Top of Exercise data

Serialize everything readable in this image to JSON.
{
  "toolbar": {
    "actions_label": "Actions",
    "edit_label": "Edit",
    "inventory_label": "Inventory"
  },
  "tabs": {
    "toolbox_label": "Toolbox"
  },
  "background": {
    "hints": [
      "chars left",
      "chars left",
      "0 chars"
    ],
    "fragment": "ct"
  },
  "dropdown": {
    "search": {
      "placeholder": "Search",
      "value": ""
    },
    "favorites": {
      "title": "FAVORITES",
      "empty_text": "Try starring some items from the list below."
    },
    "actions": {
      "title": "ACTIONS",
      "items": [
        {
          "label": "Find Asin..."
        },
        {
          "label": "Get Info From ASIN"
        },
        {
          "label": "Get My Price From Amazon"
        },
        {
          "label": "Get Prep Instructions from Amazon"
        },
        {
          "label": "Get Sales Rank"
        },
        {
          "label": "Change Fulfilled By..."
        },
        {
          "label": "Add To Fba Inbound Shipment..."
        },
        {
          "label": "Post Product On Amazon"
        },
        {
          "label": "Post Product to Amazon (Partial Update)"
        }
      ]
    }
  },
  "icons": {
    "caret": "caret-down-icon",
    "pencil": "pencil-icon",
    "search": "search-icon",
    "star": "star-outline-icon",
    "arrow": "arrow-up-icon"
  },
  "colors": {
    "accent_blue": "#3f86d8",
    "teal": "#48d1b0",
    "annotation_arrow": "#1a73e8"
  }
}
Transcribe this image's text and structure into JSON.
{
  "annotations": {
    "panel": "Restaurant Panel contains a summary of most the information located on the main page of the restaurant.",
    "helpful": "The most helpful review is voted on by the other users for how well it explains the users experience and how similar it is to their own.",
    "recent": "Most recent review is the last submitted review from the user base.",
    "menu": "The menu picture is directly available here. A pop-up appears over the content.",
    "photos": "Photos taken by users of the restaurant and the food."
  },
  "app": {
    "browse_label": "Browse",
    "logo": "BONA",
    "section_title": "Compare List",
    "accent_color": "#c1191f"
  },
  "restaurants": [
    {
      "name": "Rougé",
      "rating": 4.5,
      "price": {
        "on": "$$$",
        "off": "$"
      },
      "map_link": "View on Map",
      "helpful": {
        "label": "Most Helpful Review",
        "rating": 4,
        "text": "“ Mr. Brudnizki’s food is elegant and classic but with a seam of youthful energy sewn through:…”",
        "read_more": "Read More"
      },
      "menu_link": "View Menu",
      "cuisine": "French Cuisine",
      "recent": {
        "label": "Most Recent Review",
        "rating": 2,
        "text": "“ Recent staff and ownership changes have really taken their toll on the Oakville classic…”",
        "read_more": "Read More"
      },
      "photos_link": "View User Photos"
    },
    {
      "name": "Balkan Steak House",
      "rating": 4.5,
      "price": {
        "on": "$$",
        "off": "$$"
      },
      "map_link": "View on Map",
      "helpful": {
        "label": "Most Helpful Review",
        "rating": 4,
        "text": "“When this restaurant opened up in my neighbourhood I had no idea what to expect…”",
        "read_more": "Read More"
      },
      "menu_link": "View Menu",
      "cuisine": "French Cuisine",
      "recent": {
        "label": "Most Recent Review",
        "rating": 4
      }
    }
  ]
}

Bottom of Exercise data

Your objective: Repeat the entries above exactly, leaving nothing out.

The answer:
Serialize everything readable in this image to JSON.
{
  "toolbar": {
    "actions_label": "Actions",
    "edit_label": "Edit",
    "inventory_label": "Inventory"
  },
  "tabs": {
    "toolbox_label": "Toolbox"
  },
  "background": {
    "hints": [
      "chars left",
      "chars left",
      "0 chars"
    ],
    "fragment": "ct"
  },
  "dropdown": {
    "search": {
      "placeholder": "Search",
      "value": ""
    },
    "favorites": {
      "title": "FAVORITES",
      "empty_text": "Try starring some items from the list below."
    },
    "actions": {
      "title": "ACTIONS",
      "items": [
        {
          "label": "Find Asin..."
        },
        {
          "label": "Get Info From ASIN"
        },
        {
          "label": "Get My Price From Amazon"
        },
        {
          "label": "Get Prep Instructions from Amazon"
        },
        {
          "label": "Get Sales Rank"
        },
        {
          "label": "Change Fulfilled By..."
        },
        {
          "label": "Add To Fba Inbound Shipment..."
        },
        {
          "label": "Post Product On Amazon"
        },
        {
          "label": "Post Product to Amazon (Partial Update)"
        }
      ]
    }
  },
  "icons": {
    "caret": "caret-down-icon",
    "pencil": "pencil-icon",
    "search": "search-icon",
    "star": "star-outline-icon",
    "arrow": "arrow-up-icon"
  },
  "colors": {
    "accent_blue": "#3f86d8",
    "teal": "#48d1b0",
    "annotation_arrow": "#1a73e8"
  }
}
Transcribe this image's text and structure into JSON.
{
  "annotations": {
    "panel": "Restaurant Panel contains a summary of most the information located on the main page of the restaurant.",
    "helpful": "The most helpful review is voted on by the other users for how well it explains the users experience and how similar it is to their own.",
    "recent": "Most recent review is the last submitted review from the user base.",
    "menu": "The menu picture is directly available here. A pop-up appears over the content.",
    "photos": "Photos taken by users of the restaurant and the food."
  },
  "app": {
    "browse_label": "Browse",
    "logo": "BONA",
    "section_title": "Compare List",
    "accent_color": "#c1191f"
  },
  "restaurants": [
    {
      "name": "Rougé",
      "rating": 4.5,
      "price": {
        "on": "$$$",
        "off": "$"
      },
      "map_link": "View on Map",
      "helpful": {
        "label": "Most Helpful Review",
        "rating": 4,
        "text": "“ Mr. Brudnizki’s food is elegant and classic but with a seam of youthful energy sewn through:…”",
        "read_more": "Read More"
      },
      "menu_link": "View Menu",
      "cuisine": "French Cuisine",
      "recent": {
        "label": "Most Recent Review",
        "rating": 2,
        "text": "“ Recent staff and ownership changes have really taken their toll on the Oakville classic…”",
        "read_more": "Read More"
      },
      "photos_link": "View User Photos"
    },
    {
      "name": "Balkan Steak House",
      "rating": 4.5,
      "price": {
        "on": "$$",
        "off": "$$"
      },
      "map_link": "View on Map",
      "helpful": {
        "label": "Most Helpful Review",
        "rating": 4,
        "text": "“When this restaurant opened up in my neighbourhood I had no idea what to expect…”",
        "read_more": "Read More"
      },
      "menu_link": "View Menu",
      "cuisine": "French Cuisine",
      "recent": {
        "label": "Most Recent Review",
        "rating": 4
      }
    }
  ]
}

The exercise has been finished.